There are a number of different poker games, each with its own rules and variations. However, the basics of the game are similar for all. Each player starts the hand with two cards. Then, a number of rounds of betting are played until one player has the best five-card hand. The player with the highest ranking hand wins the pot.

The game has gained popularity around the world, and it is now a regular part of the culture in many countries. It has even spawned several television shows and films. Poker is a game that is played by people of all ages and backgrounds, and it can be a great way to spend time with family and friends.
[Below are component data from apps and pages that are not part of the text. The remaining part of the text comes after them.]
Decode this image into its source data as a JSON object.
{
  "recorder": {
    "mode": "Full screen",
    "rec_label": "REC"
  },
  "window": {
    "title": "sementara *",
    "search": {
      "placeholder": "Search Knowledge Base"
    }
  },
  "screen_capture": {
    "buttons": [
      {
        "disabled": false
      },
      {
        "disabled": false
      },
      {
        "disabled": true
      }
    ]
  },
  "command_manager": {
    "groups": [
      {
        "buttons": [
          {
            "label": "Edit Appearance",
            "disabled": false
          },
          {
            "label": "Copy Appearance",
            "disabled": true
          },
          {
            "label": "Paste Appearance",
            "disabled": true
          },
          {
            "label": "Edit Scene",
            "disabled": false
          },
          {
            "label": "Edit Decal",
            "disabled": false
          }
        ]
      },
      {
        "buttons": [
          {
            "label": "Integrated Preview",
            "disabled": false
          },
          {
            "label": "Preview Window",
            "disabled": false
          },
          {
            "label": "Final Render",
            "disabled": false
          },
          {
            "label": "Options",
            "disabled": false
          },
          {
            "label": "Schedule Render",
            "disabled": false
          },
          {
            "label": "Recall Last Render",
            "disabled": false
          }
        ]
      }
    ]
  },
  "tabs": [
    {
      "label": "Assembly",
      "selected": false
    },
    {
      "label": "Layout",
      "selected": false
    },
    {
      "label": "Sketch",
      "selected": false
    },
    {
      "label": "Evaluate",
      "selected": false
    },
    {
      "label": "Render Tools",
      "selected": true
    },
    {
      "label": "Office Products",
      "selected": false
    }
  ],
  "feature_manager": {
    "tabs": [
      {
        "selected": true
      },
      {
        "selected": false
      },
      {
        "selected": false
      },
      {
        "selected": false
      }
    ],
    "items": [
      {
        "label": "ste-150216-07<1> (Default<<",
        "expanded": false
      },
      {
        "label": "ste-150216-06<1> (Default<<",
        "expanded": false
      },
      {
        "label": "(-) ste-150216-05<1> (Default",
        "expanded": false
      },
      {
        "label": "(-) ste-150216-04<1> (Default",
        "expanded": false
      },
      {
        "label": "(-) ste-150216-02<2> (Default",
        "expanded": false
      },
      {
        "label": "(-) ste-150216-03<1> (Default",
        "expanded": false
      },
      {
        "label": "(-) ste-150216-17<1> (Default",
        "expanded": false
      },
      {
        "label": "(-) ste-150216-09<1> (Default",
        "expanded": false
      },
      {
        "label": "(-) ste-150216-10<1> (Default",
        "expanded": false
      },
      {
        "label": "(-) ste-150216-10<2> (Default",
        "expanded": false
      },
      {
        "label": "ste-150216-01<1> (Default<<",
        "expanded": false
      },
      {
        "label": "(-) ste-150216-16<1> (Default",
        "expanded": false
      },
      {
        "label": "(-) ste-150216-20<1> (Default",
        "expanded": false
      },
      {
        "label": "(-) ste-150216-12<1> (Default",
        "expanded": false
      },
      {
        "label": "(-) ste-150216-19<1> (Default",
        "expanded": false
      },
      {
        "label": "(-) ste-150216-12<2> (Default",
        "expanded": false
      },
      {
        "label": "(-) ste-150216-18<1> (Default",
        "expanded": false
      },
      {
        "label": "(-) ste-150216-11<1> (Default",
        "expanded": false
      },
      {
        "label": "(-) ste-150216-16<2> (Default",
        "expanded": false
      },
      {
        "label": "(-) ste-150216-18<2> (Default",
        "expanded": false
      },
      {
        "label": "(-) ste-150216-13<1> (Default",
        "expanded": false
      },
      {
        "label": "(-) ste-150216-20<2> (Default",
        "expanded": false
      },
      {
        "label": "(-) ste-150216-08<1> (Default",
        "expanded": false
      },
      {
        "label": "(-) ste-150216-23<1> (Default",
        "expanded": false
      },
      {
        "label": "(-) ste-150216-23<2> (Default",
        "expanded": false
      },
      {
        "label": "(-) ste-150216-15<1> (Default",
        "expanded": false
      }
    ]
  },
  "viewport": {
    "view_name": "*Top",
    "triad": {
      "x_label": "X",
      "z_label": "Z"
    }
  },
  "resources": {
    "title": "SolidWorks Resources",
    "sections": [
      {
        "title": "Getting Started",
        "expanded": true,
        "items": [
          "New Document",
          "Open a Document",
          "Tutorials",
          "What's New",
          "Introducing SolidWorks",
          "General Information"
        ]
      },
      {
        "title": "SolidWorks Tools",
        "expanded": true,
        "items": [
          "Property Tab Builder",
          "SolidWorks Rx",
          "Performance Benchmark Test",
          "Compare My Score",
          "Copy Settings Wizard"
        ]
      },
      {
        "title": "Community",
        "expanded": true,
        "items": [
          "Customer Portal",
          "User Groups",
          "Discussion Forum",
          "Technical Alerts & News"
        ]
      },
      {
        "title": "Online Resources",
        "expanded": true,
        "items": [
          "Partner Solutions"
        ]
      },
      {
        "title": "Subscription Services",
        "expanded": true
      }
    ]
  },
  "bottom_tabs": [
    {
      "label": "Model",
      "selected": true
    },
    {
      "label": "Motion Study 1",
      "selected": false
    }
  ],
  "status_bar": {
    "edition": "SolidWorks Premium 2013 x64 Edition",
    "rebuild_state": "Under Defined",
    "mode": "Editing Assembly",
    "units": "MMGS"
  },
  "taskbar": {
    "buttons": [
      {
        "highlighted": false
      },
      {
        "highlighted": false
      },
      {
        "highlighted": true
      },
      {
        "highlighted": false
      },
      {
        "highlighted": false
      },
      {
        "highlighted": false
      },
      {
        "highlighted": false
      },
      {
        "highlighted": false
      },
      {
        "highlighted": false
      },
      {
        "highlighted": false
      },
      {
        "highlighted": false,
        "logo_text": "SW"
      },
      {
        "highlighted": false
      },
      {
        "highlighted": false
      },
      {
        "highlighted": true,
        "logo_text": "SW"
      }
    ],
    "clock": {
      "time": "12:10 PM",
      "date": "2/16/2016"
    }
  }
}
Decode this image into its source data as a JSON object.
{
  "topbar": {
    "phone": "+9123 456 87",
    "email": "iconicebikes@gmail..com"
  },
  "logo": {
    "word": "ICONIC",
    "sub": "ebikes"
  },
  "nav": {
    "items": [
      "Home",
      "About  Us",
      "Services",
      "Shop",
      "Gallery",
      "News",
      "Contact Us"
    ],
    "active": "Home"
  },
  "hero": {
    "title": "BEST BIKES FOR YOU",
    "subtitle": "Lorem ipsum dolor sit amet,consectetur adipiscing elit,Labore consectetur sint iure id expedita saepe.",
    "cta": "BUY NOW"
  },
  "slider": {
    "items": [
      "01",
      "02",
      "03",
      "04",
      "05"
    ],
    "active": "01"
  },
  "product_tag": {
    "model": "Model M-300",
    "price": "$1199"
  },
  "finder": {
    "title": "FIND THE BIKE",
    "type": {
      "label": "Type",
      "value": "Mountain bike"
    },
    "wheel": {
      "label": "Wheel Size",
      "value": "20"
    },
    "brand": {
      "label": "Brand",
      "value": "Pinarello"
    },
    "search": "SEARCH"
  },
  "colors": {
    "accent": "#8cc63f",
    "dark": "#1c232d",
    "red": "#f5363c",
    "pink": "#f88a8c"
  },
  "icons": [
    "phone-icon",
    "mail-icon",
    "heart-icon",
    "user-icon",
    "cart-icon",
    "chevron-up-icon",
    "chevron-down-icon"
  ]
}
To play the game, each player puts an amount of money into a pot (the amount varies depending on the game). The dealer then deals each player 2 cards face down. A betting round follows, and once enough money is in the pot, the dealer deals 3 additional cards on the table that everyone can use. This is known as the flop. Then another betting round occurs, and the player with the best 5 card hand wins the pot.

Some of the most important lessons in poker are about how to make decisions and how to read other players. For example, you can learn a lot about an opponent’s emotions by watching how they react to the cards they receive and the bets they make. You can also improve your decision-making by studying the moves made by experienced players. Watching how they play can help you avoid common mistakes and incorporate successful elements into your own gameplay.

It is important to learn how to recognize the strength of your own hand before you start betting. You should be able to tell if you have a high-ranked hand, such as a royal flush, or a weak one, such as a straight. If you have a strong hand, you should raise your bets to put pressure on your opponents and force them to fold.

Whether you’re just getting started with poker or are a veteran, there’s always something new to learn. From poker lingo to advanced strategies, there are plenty of resources available to improve your game. And, don’t be afraid to ask for help – the right question at the right time can make all the difference. You can find a number of books on poker at Amazon or at local book stores. Two Plus Two Publishing has a beginners guide to poker that covers the basics of betting, raising, and what hands beat what. It’s a very affordable book, perhaps under $5, and is a great place to begin your journey into the world of poker.